:: Dataset records ::

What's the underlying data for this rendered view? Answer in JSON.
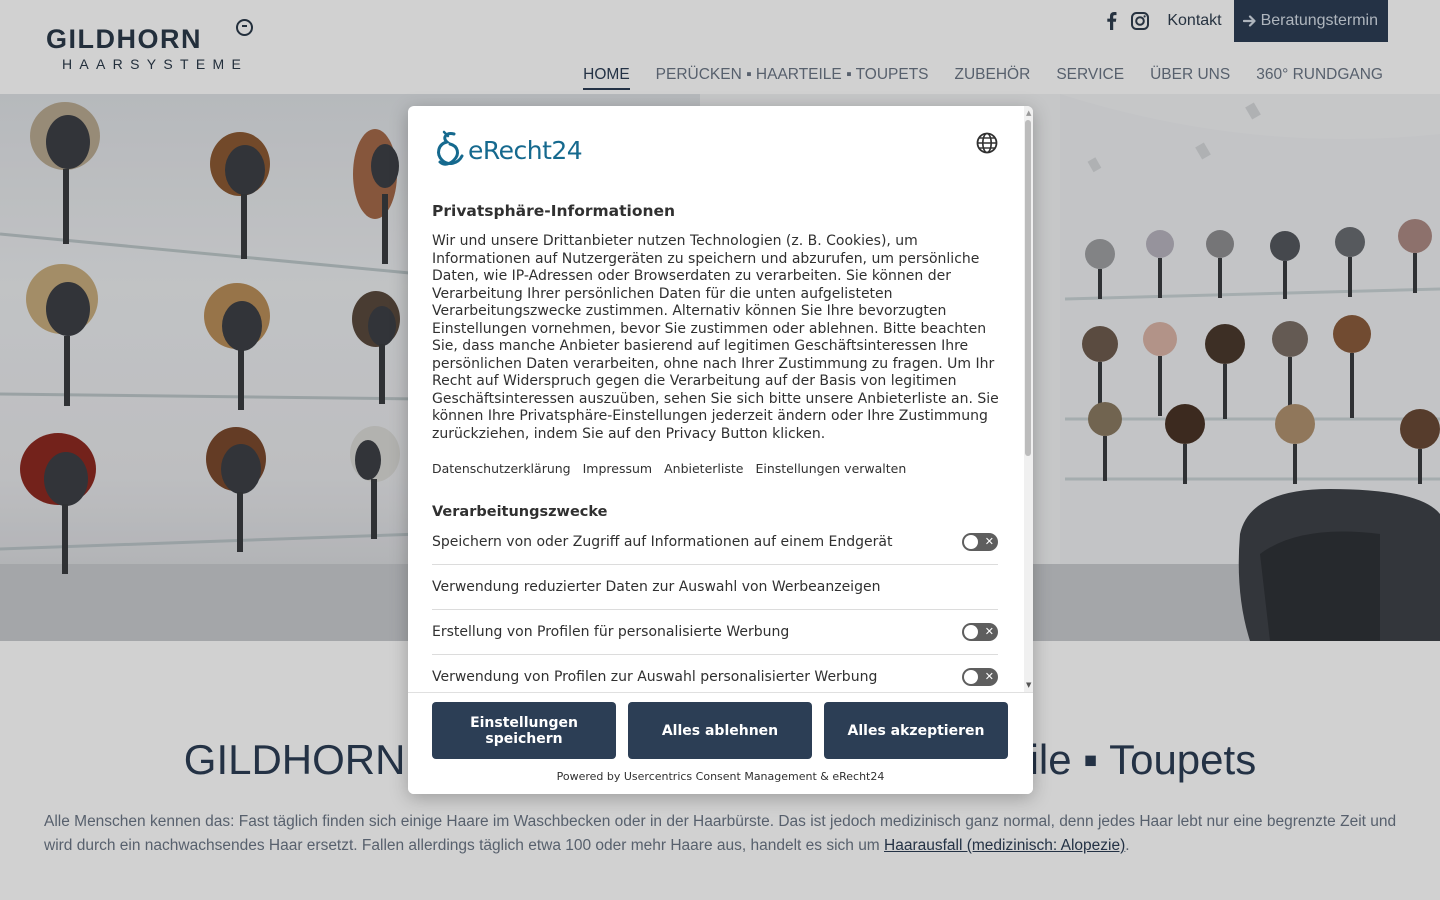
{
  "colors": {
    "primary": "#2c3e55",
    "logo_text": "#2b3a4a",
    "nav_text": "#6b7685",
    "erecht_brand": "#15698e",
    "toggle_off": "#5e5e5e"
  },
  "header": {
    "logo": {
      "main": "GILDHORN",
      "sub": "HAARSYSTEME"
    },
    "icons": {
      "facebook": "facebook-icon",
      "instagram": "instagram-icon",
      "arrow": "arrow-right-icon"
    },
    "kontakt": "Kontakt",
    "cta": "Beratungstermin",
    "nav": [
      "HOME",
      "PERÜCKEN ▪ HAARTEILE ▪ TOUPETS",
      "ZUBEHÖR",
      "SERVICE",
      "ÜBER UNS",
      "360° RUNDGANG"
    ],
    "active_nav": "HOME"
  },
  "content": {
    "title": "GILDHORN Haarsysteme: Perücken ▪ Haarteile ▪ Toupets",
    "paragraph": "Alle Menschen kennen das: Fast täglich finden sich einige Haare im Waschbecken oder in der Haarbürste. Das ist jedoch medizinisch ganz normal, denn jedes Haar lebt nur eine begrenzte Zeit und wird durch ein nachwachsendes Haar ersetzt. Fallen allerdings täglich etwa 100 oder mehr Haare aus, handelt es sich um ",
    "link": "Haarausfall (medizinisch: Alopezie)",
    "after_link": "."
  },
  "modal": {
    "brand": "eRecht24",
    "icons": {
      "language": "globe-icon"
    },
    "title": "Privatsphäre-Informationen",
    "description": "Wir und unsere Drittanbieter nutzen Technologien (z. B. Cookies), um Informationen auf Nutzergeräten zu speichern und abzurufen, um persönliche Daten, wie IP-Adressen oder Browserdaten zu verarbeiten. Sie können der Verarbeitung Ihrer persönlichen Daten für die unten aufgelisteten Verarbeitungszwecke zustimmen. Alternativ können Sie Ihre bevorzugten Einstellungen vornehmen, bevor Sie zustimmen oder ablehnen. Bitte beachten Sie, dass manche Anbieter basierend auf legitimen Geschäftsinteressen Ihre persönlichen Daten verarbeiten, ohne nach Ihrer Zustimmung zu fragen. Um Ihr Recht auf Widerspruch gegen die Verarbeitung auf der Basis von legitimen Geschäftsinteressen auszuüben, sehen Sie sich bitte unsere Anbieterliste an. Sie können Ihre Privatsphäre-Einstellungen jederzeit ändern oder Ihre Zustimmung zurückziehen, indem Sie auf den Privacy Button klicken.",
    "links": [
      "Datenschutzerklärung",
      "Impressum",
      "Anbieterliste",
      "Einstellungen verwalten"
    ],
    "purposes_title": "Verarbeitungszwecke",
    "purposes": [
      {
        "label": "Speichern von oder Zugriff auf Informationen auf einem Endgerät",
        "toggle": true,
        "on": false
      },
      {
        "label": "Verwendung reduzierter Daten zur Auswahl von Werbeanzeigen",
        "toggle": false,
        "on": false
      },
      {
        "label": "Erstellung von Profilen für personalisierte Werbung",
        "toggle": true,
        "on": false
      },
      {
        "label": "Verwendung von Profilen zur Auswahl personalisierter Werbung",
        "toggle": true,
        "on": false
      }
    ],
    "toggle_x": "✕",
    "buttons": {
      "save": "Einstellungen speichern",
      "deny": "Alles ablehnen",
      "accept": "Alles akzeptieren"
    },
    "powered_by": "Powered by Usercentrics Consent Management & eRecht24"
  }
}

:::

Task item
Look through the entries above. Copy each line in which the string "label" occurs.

Output below
        "label": "Speichern von oder Zugriff auf Informationen auf einem Endgerät",
        "label": "Verwendung reduzierter Daten zur Auswahl von Werbeanzeigen",
        "label": "Erstellung von Profilen für personalisierte Werbung",
        "label": "Verwendung von Profilen zur Auswahl personalisierter Werbung",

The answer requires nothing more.